The word "token" marks the lines you need; copy each of them from the data.

++++ Information

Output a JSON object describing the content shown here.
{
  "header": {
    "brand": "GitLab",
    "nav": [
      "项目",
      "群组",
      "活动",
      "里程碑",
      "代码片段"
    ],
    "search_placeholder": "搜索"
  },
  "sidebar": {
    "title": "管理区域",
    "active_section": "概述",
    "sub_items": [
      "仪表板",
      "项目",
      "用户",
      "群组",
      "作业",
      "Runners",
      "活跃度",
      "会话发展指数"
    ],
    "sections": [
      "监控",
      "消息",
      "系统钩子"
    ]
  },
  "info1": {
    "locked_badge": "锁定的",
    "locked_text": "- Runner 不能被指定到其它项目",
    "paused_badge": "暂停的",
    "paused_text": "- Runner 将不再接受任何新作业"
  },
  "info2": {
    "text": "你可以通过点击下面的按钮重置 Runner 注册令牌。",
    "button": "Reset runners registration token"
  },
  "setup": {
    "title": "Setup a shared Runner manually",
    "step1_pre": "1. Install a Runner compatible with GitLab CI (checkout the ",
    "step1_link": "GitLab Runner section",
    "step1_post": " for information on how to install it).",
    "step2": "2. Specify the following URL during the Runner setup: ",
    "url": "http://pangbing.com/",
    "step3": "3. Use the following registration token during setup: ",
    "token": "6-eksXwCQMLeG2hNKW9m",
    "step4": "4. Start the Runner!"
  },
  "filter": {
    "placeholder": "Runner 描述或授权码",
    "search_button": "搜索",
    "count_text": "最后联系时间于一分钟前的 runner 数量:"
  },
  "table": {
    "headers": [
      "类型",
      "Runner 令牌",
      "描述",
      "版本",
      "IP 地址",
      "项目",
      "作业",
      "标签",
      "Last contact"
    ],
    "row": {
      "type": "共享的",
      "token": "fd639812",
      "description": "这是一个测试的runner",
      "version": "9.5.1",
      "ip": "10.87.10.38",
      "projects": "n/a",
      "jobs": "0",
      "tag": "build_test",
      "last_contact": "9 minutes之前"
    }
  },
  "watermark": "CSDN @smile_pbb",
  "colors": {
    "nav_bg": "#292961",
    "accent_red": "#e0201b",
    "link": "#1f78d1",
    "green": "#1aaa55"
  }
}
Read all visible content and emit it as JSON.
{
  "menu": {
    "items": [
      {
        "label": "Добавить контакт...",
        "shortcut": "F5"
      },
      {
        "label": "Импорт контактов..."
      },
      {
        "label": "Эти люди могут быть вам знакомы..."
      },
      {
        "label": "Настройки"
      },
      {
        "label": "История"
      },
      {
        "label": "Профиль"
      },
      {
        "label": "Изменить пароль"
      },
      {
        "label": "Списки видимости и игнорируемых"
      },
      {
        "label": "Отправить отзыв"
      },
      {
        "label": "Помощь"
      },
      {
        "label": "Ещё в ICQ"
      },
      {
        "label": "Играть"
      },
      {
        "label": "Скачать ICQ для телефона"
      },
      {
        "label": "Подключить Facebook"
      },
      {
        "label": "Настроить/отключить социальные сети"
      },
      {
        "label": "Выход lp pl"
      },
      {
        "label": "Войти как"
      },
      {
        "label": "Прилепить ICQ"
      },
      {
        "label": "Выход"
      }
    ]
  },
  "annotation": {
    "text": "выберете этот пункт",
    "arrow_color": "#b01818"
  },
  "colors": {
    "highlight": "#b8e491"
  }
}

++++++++

→ **The answer**
    "button": "Reset runners registration token"
    "step3": "3. Use the following registration token during setup: ",
    "token": "6-eksXwCQMLeG2hNKW9m",
      "token": "fd639812",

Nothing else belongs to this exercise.